Clare Ford-Wille holds an honours degree in History of Art, Birkbeck College, University of London. Regular commitments include Centre for Lifelong Learning, London University, National Gallery, V&A Museum, WEA, Morley College, the City Literary Institute, the Art Fund and National Trust. Study tours abroad.
Application forms are on this web-site - Click above on 'About Area' and then 'Documents'.
Applications close on April 10th
The Western Front of World War One was a short train journey away from central London. The British government took advantage of this by commissioning paintings based on scenes seen at first hand, from the leading artists of the day. They sent artists to cover other aspects of the war as well - on the home and diplomatic fronts.
The intention was to use these images for propaganda purposes, and also as a way of commemorating the war and the people caught up in it. Many of the artists fulfilled this brief admirably, some also taking the opportunity to examine the moral issues surrounding the war in the process.
Individual souvenirs and trophies of combat usually emerge from any war, but during World War 1 "soldier artwork" became its own art form, due to mass production of items by the vast numbers of the participants of the war.
Items were defined as "trench art" after a WW1 French newspaper competition awarded prizes in a competition for the most creative objects crafted from battlefield debris, by -
"the craftsmen of the trenches" or "artisanat de tranchées"
Found in many forms and sources: the Army, Navy, Submarines, Flying Corps, Auxiliary Services, Chinese Labour Corps., Rest Camps, Engineering Depots, Behind-the-Lines workshops, Prisoners-of-War, Wounded or Disabled Servicemen, Civilian artisans, French & Belgian cottage industries, Field Blacksmiths, and the jewellery trade.
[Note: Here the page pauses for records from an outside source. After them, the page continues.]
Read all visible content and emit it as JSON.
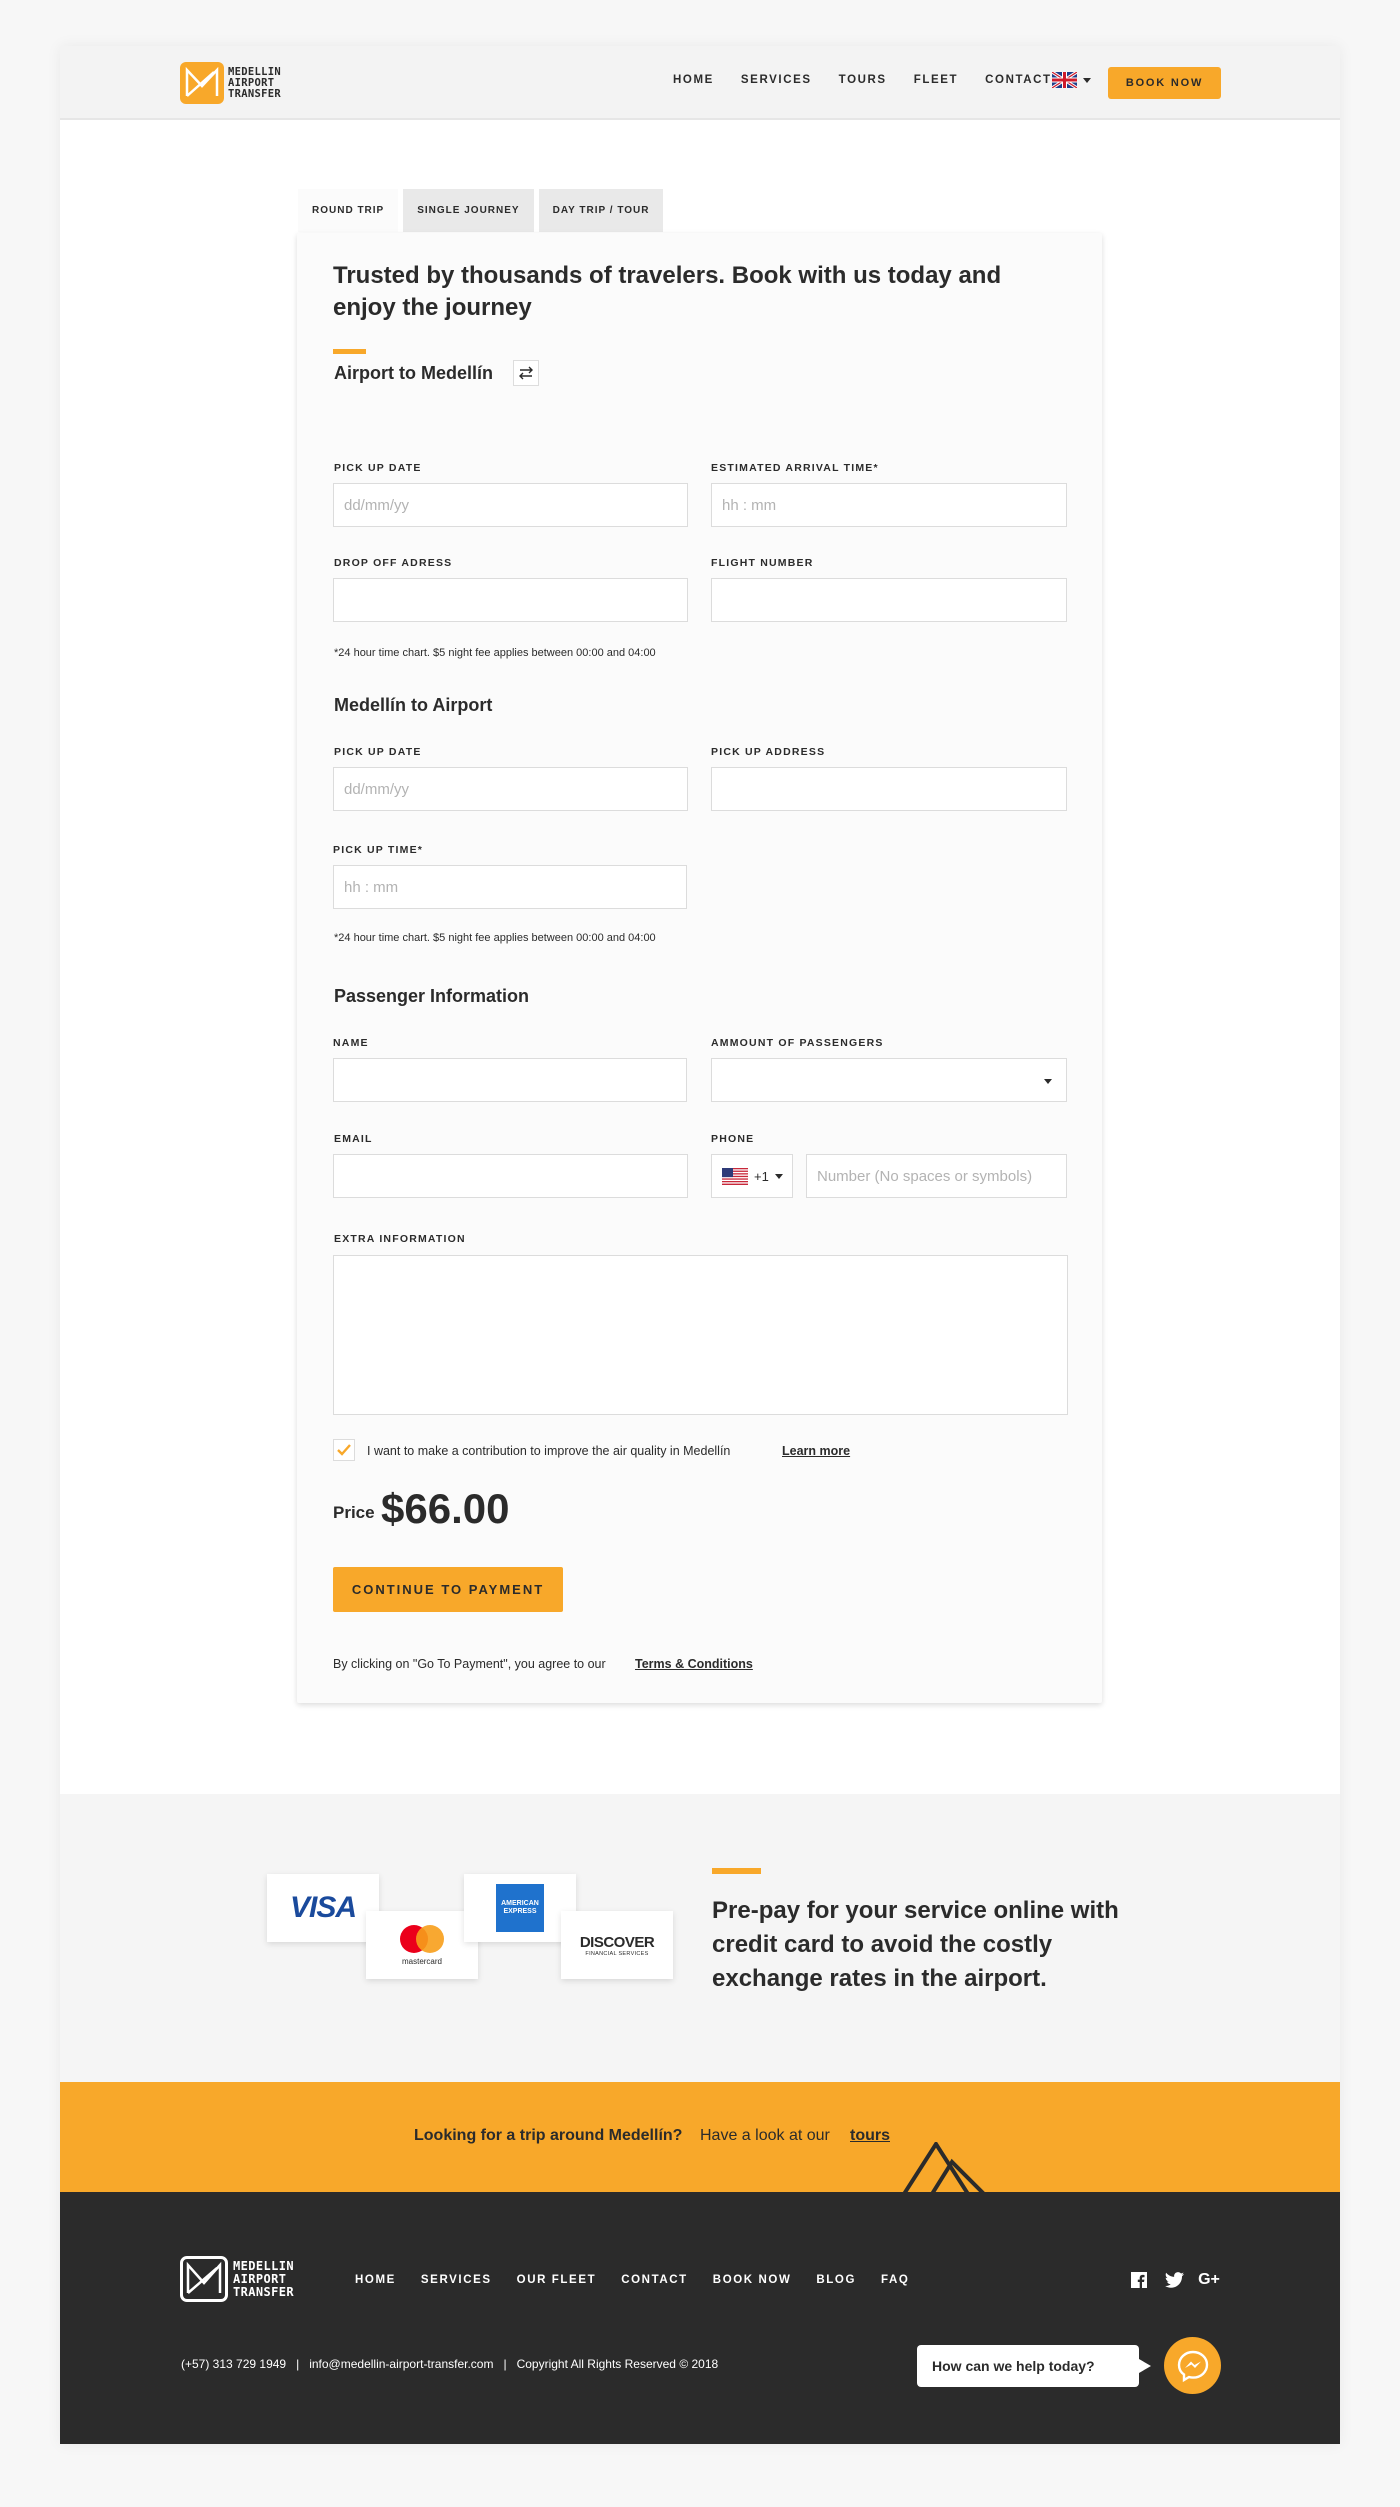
{
  "header": {
    "logo_text": [
      "MEDELLIN",
      "AIRPORT",
      "TRANSFER"
    ],
    "nav": [
      "HOME",
      "SERVICES",
      "TOURS",
      "FLEET",
      "CONTACT"
    ],
    "language_flag": "uk-flag-icon",
    "book_now": "BOOK NOW"
  },
  "tabs": [
    "ROUND TRIP",
    "SINGLE JOURNEY",
    "DAY TRIP / TOUR"
  ],
  "form": {
    "title": "Trusted by thousands of travelers. Book with us today and enjoy the journey",
    "airport_to_medellin": {
      "title": "Airport to Medellín",
      "pickup_date_label": "PICK UP DATE",
      "pickup_date_placeholder": "dd/mm/yy",
      "arrival_time_label": "ESTIMATED ARRIVAL TIME*",
      "arrival_time_placeholder": "hh : mm",
      "dropoff_label": "DROP OFF ADRESS",
      "flight_label": "FLIGHT NUMBER",
      "note": "*24 hour time chart. $5 night fee applies between 00:00 and 04:00"
    },
    "medellin_to_airport": {
      "title": "Medellín to Airport",
      "pickup_date_label": "PICK UP DATE",
      "pickup_date_placeholder": "dd/mm/yy",
      "pickup_address_label": "PICK UP ADDRESS",
      "pickup_time_label": "PICK UP TIME*",
      "pickup_time_placeholder": "hh : mm",
      "note": "*24 hour time chart. $5 night fee applies between 00:00 and 04:00"
    },
    "passenger": {
      "title": "Passenger Information",
      "name_label": "NAME",
      "amount_label": "AMMOUNT OF PASSENGERS",
      "email_label": "EMAIL",
      "phone_label": "PHONE",
      "phone_code": "+1",
      "phone_placeholder": "Number (No spaces or symbols)",
      "extra_label": "EXTRA INFORMATION"
    },
    "contribution_text": "I want to make a contribution to improve the air quality in Medellín",
    "contribution_link": "Learn more",
    "contribution_checked": true,
    "price_label": "Price",
    "price_value": "$66.00",
    "continue_button": "CONTINUE TO PAYMENT",
    "terms_text": "By clicking on \"Go To Payment\", you agree to our",
    "terms_link": "Terms & Conditions"
  },
  "payment": {
    "cards": [
      "VISA",
      "mastercard",
      "AMERICAN EXPRESS",
      "DISCOVER"
    ],
    "discover_sub": "FINANCIAL SERVICES",
    "text": "Pre-pay for your service online with credit card to avoid the costly exchange rates in the airport."
  },
  "tours_banner": {
    "question": "Looking for a trip around Medellín?",
    "text": "Have a look at our",
    "link": "tours"
  },
  "footer": {
    "logo_text": [
      "MEDELLIN",
      "AIRPORT",
      "TRANSFER"
    ],
    "nav": [
      "HOME",
      "SERVICES",
      "OUR FLEET",
      "CONTACT",
      "BOOK NOW",
      "BLOG",
      "FAQ"
    ],
    "info": "(+57) 313 729 1949   |   info@medellin-airport-transfer.com   |   Copyright All Rights Reserved © 2018",
    "chat_text": "How can we help today?",
    "social_icons": [
      "facebook-icon",
      "twitter-icon",
      "google-plus-icon"
    ]
  },
  "colors": {
    "accent": "#f8a82a",
    "dark": "#2b2b2b"
  }
}
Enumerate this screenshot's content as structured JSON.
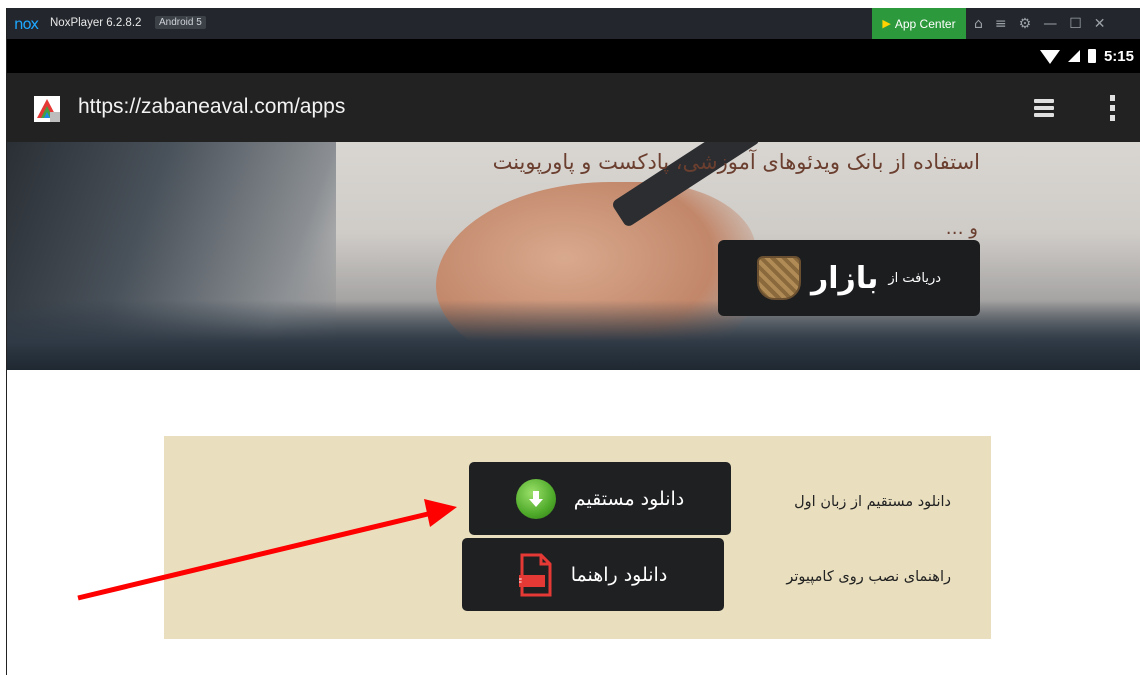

Commercial "Souvenir Workshops" also contributed, supplying demand from UK and foreign Stores for military memorabilia whilst in the United States, ammunition surpluses were mass-turned into commemorative items.
Individual and unique pieces were often crafted on a made-to-order basis for combatants to commemorate their war experience, maybe for a loved one or family member....or sometimes commissioned by the family as a memory item for a life sacrificed. Mass produced items were made for visiting battlefield pilgrims or tourists, also many designs fashioned well into the 1920's and the art noveau period. Genuine relics discovered to-day are around 100 years old, and have survived the trauma of previous decades when metals were highly sought-after for munitions or other industrial needs.
Come and experience some of the emotions expressed by those in the thick of it during the ghastly conflict and carnage of World War One. Venue: Buckfast Abbey Conference centre
Cost £35.00 to include three lectures sessions, tea and coffee and a two course lunch.